The thing I liked the most about the ride was that we were flying and then the next minute we were back to a walk, calm, collected, and working together like we hadn't just treated the paddock as a race way. Some people always have to get onto their horse and say "hey now, its walkies not trotties time, so stop jig jogging and bloody walk!" and that's what I was expecting to have to do as Honey will always be a forward thinking horse. But she was able to just drop back down to an active walk and listen to my leg and hands with ease. In fact the walk, as expected was a 100 times better, and I felt that even when I put my leg on and held my reins with a bit more weight in them, she didn't suck back like she usually does and do that "I'm working, I'm doing the head thing, but yeah, totally forgot HOW to walk again... sorry!" walk she does. It was nice not having to keep niggling over and over with my outside leg to keep her out of her plod mode and into a proper walk with swing from behind. I don't expect her to be able to carry herself and me as well as I'm used to, both being porkers, but I do expect her to try and be active in all her gaits. So it was a nice change not to nag at her and get "oh trot?" cos I've put too much leg on or whatever.
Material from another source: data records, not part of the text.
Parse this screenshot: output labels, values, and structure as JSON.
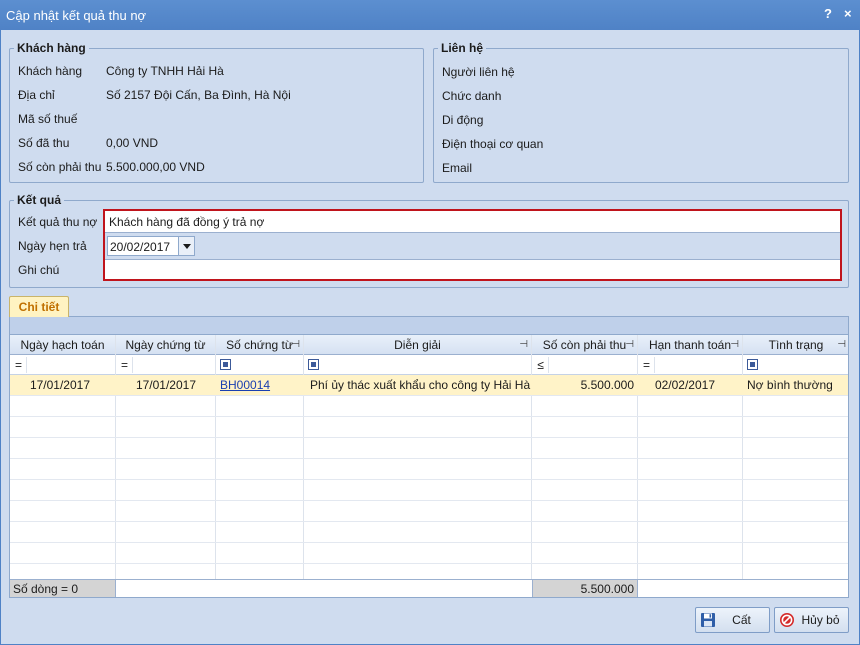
{
  "window": {
    "title": "Cập nhật kết quả thu nợ",
    "help": "?",
    "close": "×"
  },
  "customer": {
    "legend": "Khách hàng",
    "fields": [
      {
        "label": "Khách hàng",
        "value": "Công ty TNHH Hải Hà"
      },
      {
        "label": "Địa chỉ",
        "value": "Số 2157 Đội Cấn, Ba Đình, Hà Nội"
      },
      {
        "label": "Mã số thuế",
        "value": ""
      },
      {
        "label": "Số đã thu",
        "value": "0,00  VND"
      },
      {
        "label": "Số còn phải thu",
        "value": "5.500.000,00  VND"
      }
    ]
  },
  "contact": {
    "legend": "Liên hệ",
    "labels": [
      "Người liên hệ",
      "Chức danh",
      "Di động",
      "Điện thoại cơ quan",
      "Email"
    ]
  },
  "result": {
    "legend": "Kết quả",
    "result_label": "Kết quả thu nợ",
    "result_value": "Khách hàng đã đồng ý trả nợ",
    "due_label": "Ngày hẹn trả",
    "due_value": "20/02/2017",
    "note_label": "Ghi chú",
    "note_value": ""
  },
  "detail": {
    "tab": "Chi tiết",
    "columns": [
      "Ngày hạch toán",
      "Ngày chứng từ",
      "Số chứng từ",
      "Diễn giải",
      "Số còn phải thu",
      "Hạn thanh toán",
      "Tình trạng"
    ],
    "filter_ops": [
      "=",
      "=",
      "",
      "",
      "≤",
      "=",
      ""
    ],
    "rows": [
      {
        "accounting_date": "17/01/2017",
        "voucher_date": "17/01/2017",
        "voucher_no": "BH00014",
        "description": "Phí ủy thác xuất khẩu cho công ty Hải Hà",
        "remaining": "5.500.000",
        "due_date": "02/02/2017",
        "status": "Nợ bình thường"
      }
    ],
    "footer_count": "Số dòng = 0",
    "footer_total": "5.500.000"
  },
  "buttons": {
    "save": "Cất",
    "cancel": "Hủy bỏ"
  },
  "colors": {
    "accent": "#4f82c6",
    "highlight_border": "#c0141c",
    "selected_row": "#fff3c8",
    "link": "#1a3fb0"
  }
}
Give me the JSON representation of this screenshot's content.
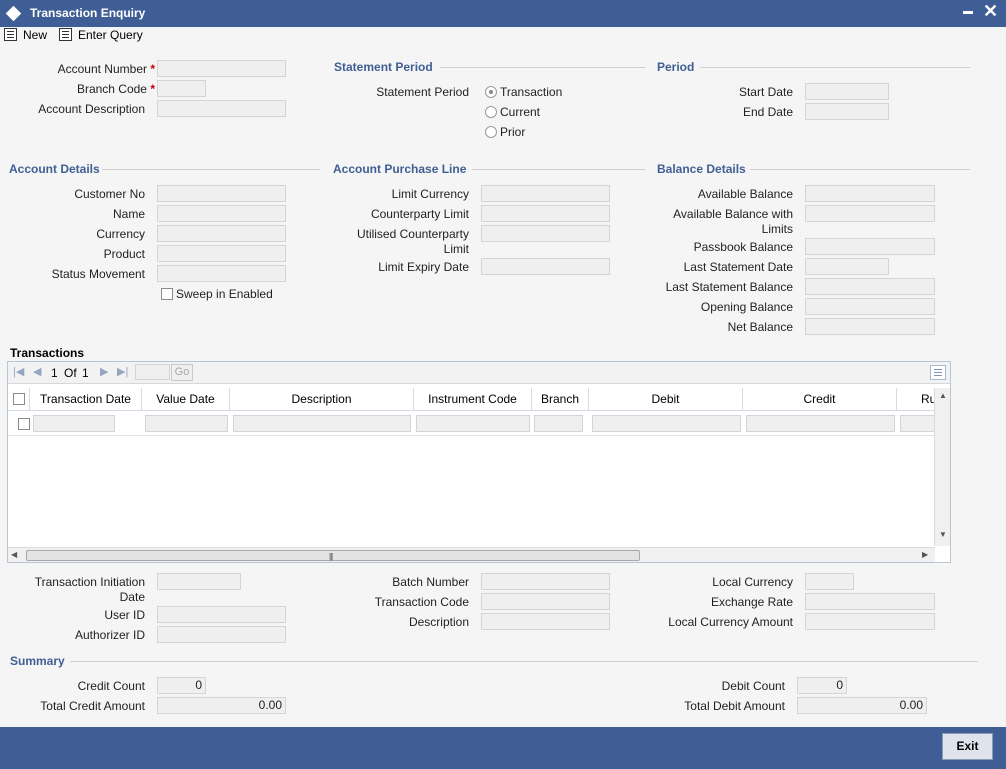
{
  "window": {
    "title": "Transaction Enquiry"
  },
  "toolbar": {
    "new_label": "New",
    "enter_query_label": "Enter Query"
  },
  "account": {
    "account_number_label": "Account Number",
    "branch_code_label": "Branch Code",
    "account_description_label": "Account Description",
    "required_mark": "*"
  },
  "statement_period": {
    "heading": "Statement Period",
    "label": "Statement Period",
    "options": [
      "Transaction",
      "Current",
      "Prior"
    ],
    "selected": "Transaction"
  },
  "period": {
    "heading": "Period",
    "start_date_label": "Start Date",
    "end_date_label": "End Date"
  },
  "account_details": {
    "heading": "Account Details",
    "customer_no_label": "Customer No",
    "name_label": "Name",
    "currency_label": "Currency",
    "product_label": "Product",
    "status_movement_label": "Status Movement",
    "sweep_label": "Sweep in Enabled"
  },
  "purchase_line": {
    "heading": "Account Purchase Line",
    "limit_currency_label": "Limit Currency",
    "counterparty_limit_label": "Counterparty Limit",
    "utilised_limit_label": "Utilised Counterparty Limit",
    "limit_expiry_label": "Limit Expiry Date"
  },
  "balance": {
    "heading": "Balance Details",
    "available_label": "Available Balance",
    "available_limits_label": "Available Balance with Limits",
    "passbook_label": "Passbook Balance",
    "last_stmt_date_label": "Last Statement Date",
    "last_stmt_balance_label": "Last Statement Balance",
    "opening_label": "Opening Balance",
    "net_label": "Net Balance"
  },
  "transactions": {
    "heading": "Transactions",
    "page_current": "1",
    "page_of": "Of",
    "page_total": "1",
    "go_label": "Go",
    "columns": [
      "Transaction Date",
      "Value Date",
      "Description",
      "Instrument Code",
      "Branch",
      "Debit",
      "Credit",
      "Ru"
    ]
  },
  "details": {
    "txn_init_date_label": "Transaction Initiation Date",
    "user_id_label": "User ID",
    "authorizer_id_label": "Authorizer ID",
    "batch_number_label": "Batch Number",
    "transaction_code_label": "Transaction Code",
    "description_label": "Description",
    "local_currency_label": "Local Currency",
    "exchange_rate_label": "Exchange Rate",
    "local_currency_amount_label": "Local Currency Amount"
  },
  "summary": {
    "heading": "Summary",
    "credit_count_label": "Credit Count",
    "credit_count": "0",
    "total_credit_label": "Total Credit Amount",
    "total_credit": "0.00",
    "debit_count_label": "Debit Count",
    "debit_count": "0",
    "total_debit_label": "Total Debit Amount",
    "total_debit": "0.00"
  },
  "footer": {
    "exit_label": "Exit"
  },
  "colors": {
    "title_bar": "#3e5e95",
    "section_heading": "#3f5f93",
    "required": "#c00000"
  }
}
I was once told by my instructor that schooling is much like driving a manual, you have to keep the foot pedals in balance. If the horse isn't moving actively, then more leg is needed than hand to accelerate forward. But if there's too much activity not allowing for correct bend and use of the body, then more hand to help vibrate and maintain is needed. I love this theory and use it whenever I'm riding, but I'm still rusty as hell. And with Honey still being so unfit I need to be patient.
In a sense, that's why Honey's show name is Lovebug. Whenever I ride her, even the horrible rides, where nothing comes together right and all we do is argue over what we want to do, its like I'm absolutely obsessed. She's bitten me, and got me under her spell of needing to ride her so much that I come home, and could go back out and ride her again! And all my thoughts now are just horse related. I feel like sitting in front of my computer is not as much fun unless I'm doing something horse related. I guess the whole point to this blog is simply that - I can't stop thinking about my horse that I'm now needing to speak about her somewhere! Even if it comes out boring and rambling to the majority of my audience. Even if by the end of it, ya'll all get sick of hearing "two years" "accident" "I love Honey" and leave me, I can look back on these words I've written and be able to smile to myself.
Well I'll end this here. I'm on TradeMe with my best friends looking at horses... which is never a good thing!